§ **TASK DETAILS**
In the lines below, look for "this". Copy each line where it appears.

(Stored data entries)
....
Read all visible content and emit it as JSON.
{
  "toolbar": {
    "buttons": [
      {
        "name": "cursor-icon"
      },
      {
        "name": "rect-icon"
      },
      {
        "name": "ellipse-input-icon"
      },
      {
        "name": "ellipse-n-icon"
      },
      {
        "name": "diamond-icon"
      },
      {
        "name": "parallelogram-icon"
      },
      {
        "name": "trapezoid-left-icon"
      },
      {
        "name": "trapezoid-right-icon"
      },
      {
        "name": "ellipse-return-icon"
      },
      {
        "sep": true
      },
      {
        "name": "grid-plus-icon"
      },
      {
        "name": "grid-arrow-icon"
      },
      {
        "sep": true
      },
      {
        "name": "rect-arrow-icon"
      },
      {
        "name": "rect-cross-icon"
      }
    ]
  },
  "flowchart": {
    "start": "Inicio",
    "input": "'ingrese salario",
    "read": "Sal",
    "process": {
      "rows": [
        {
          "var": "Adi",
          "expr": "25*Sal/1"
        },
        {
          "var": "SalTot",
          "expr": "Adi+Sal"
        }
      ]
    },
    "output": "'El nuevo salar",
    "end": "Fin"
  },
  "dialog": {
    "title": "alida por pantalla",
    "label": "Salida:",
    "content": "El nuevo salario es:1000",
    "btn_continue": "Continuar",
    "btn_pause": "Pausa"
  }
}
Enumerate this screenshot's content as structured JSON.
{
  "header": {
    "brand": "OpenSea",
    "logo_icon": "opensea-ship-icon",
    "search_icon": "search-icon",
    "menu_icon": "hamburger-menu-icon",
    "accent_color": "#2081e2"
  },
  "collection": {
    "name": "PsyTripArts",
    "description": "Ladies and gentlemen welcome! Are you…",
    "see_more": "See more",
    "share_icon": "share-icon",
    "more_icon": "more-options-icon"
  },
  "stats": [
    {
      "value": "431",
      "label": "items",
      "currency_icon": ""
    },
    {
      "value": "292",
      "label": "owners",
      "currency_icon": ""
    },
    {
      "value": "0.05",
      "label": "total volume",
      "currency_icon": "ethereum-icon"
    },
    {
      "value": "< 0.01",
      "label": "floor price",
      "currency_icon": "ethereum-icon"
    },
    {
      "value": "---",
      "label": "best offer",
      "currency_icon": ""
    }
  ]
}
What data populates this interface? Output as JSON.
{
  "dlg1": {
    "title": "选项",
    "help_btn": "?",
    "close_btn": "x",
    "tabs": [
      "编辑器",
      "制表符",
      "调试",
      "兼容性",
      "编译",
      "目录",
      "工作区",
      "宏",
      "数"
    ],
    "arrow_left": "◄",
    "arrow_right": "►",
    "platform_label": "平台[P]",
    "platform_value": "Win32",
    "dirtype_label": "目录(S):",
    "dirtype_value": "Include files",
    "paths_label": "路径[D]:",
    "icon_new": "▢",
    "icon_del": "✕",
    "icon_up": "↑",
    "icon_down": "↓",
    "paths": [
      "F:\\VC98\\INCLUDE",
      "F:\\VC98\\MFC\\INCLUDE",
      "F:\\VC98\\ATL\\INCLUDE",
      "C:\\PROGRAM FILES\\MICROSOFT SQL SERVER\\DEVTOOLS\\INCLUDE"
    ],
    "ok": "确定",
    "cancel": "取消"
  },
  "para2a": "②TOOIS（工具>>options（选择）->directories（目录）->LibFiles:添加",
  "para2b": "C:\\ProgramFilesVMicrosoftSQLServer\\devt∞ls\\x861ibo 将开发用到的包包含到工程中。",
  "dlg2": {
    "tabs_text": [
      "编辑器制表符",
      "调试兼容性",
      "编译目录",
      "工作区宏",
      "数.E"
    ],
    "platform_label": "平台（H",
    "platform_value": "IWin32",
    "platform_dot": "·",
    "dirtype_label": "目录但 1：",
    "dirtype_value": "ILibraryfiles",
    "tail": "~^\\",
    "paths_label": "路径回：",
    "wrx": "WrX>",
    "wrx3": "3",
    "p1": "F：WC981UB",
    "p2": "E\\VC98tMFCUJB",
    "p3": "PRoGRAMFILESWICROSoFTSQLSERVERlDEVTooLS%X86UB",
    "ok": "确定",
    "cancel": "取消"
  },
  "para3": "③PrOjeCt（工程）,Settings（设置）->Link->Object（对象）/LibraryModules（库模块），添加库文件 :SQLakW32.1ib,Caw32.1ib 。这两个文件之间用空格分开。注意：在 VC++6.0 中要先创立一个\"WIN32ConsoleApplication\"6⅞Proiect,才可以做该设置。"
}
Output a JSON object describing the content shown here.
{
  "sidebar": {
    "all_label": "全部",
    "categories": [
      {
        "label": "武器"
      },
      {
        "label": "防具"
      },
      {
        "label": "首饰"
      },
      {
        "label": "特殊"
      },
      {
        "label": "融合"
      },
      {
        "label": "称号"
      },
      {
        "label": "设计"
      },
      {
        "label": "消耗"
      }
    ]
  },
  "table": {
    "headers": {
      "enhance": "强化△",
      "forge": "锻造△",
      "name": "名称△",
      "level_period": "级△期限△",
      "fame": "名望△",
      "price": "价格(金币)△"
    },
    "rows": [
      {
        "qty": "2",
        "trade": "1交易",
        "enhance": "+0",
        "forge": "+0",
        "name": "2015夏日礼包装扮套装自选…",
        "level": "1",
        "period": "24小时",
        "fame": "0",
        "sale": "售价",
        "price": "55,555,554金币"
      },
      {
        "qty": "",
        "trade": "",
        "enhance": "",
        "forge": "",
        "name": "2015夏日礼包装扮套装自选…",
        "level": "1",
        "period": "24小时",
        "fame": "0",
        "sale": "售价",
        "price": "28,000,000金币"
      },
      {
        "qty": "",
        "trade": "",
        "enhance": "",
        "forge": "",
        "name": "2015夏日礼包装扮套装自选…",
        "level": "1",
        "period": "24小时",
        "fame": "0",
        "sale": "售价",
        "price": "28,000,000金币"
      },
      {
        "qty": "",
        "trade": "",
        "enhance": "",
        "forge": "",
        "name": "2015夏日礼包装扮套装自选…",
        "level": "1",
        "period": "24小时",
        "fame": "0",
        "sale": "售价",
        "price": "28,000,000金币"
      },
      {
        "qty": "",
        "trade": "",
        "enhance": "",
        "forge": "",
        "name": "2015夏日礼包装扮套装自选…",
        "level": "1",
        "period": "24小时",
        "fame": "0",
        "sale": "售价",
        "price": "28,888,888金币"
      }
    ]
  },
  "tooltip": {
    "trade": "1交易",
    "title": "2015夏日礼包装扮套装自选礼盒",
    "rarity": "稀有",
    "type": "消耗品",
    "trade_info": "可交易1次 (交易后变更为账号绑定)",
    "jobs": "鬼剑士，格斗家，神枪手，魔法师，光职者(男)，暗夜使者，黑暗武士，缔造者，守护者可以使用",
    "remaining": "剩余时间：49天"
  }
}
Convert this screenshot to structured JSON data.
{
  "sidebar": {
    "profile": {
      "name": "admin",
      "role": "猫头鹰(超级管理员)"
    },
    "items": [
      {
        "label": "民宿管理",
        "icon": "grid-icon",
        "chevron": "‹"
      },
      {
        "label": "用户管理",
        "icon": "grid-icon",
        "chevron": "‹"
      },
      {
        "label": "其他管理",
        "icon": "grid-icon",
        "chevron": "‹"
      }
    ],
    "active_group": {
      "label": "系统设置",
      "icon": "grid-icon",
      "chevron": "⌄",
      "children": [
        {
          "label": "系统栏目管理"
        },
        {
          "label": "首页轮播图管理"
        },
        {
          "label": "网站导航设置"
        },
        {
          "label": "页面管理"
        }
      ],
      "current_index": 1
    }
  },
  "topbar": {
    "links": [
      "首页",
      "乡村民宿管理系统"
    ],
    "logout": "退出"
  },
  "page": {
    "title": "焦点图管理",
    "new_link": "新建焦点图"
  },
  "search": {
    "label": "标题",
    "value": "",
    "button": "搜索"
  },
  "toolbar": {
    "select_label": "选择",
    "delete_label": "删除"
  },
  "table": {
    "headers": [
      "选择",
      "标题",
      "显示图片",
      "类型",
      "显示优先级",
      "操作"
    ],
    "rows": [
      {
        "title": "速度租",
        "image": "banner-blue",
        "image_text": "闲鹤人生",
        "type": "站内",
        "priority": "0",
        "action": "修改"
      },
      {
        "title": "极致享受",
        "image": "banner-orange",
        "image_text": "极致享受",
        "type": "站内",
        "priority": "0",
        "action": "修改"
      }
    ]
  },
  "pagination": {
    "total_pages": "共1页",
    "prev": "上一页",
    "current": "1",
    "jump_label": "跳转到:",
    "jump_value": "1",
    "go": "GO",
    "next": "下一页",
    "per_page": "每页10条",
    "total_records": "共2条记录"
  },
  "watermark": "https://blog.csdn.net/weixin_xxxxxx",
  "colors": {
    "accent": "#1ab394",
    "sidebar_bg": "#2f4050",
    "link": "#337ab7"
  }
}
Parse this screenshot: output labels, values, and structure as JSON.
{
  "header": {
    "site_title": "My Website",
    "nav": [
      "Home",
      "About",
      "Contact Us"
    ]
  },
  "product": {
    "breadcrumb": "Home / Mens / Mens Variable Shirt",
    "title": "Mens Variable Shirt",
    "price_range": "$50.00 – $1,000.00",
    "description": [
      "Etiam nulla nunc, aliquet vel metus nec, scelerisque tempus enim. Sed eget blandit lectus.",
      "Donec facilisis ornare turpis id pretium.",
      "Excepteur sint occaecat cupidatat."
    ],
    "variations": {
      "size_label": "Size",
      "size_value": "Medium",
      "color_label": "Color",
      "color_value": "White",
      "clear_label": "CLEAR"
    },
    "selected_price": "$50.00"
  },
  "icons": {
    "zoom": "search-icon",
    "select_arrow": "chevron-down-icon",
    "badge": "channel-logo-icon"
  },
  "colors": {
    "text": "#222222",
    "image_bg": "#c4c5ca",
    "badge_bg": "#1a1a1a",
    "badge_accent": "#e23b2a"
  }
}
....
§ **SOLUTION TO THE EXERCISE**
Enumerate this screenshot's content as structured JSON.
What data populates this interface? Output as JSON.
Convert this screenshot to structured JSON data.
Parse this screenshot: output labels, values, and structure as JSON.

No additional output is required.